**Task to carry out**
Should any entry include an image, skip the image and copy the entry exactly.

Element data from apps and pages:

==================================================

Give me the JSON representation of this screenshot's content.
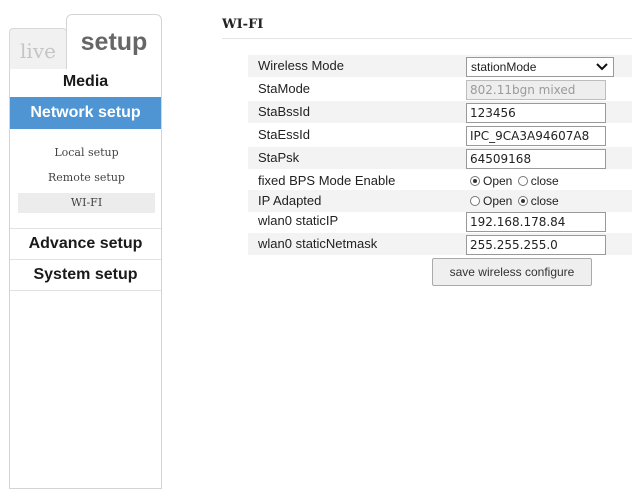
{
  "tabs": {
    "live": "live",
    "setup": "setup"
  },
  "sidebar": {
    "media": "Media",
    "network_setup": "Network setup",
    "sub_items": [
      "Local setup",
      "Remote setup",
      "WI-FI"
    ],
    "advance_setup": "Advance setup",
    "system_setup": "System setup"
  },
  "section": {
    "title": "WI-FI"
  },
  "form": {
    "wireless_mode": {
      "label": "Wireless Mode",
      "value": "stationMode"
    },
    "sta_mode": {
      "label": "StaMode",
      "value": "802.11bgn mixed"
    },
    "sta_bssid": {
      "label": "StaBssId",
      "value": "123456"
    },
    "sta_essid": {
      "label": "StaEssId",
      "value": "IPC_9CA3A94607A8"
    },
    "sta_psk": {
      "label": "StaPsk",
      "value": "64509168"
    },
    "fixed_bps": {
      "label": "fixed BPS Mode Enable",
      "open": "Open",
      "close": "close",
      "selected": "open"
    },
    "ip_adapted": {
      "label": "IP Adapted",
      "open": "Open",
      "close": "close",
      "selected": "close"
    },
    "static_ip": {
      "label": "wlan0 staticIP",
      "value": "192.168.178.84"
    },
    "static_netmask": {
      "label": "wlan0 staticNetmask",
      "value": "255.255.255.0"
    },
    "save_button": "save wireless configure"
  },
  "colors": {
    "accent": "#4f94d3",
    "row_shade": "#f3f3f3"
  }
}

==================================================

**Response to the exercise**
Give me the JSON representation of this screenshot's content.
{
  "tabs": {
    "live": "live",
    "setup": "setup"
  },
  "sidebar": {
    "media": "Media",
    "network_setup": "Network setup",
    "sub_items": [
      "Local setup",
      "Remote setup",
      "WI-FI"
    ],
    "advance_setup": "Advance setup",
    "system_setup": "System setup"
  },
  "section": {
    "title": "WI-FI"
  },
  "form": {
    "wireless_mode": {
      "label": "Wireless Mode",
      "value": "stationMode"
    },
    "sta_mode": {
      "label": "StaMode",
      "value": "802.11bgn mixed"
    },
    "sta_bssid": {
      "label": "StaBssId",
      "value": "123456"
    },
    "sta_essid": {
      "label": "StaEssId",
      "value": "IPC_9CA3A94607A8"
    },
    "sta_psk": {
      "label": "StaPsk",
      "value": "64509168"
    },
    "fixed_bps": {
      "label": "fixed BPS Mode Enable",
      "open": "Open",
      "close": "close",
      "selected": "open"
    },
    "ip_adapted": {
      "label": "IP Adapted",
      "open": "Open",
      "close": "close",
      "selected": "close"
    },
    "static_ip": {
      "label": "wlan0 staticIP",
      "value": "192.168.178.84"
    },
    "static_netmask": {
      "label": "wlan0 staticNetmask",
      "value": "255.255.255.0"
    },
    "save_button": "save wireless configure"
  },
  "colors": {
    "accent": "#4f94d3",
    "row_shade": "#f3f3f3"
  }
}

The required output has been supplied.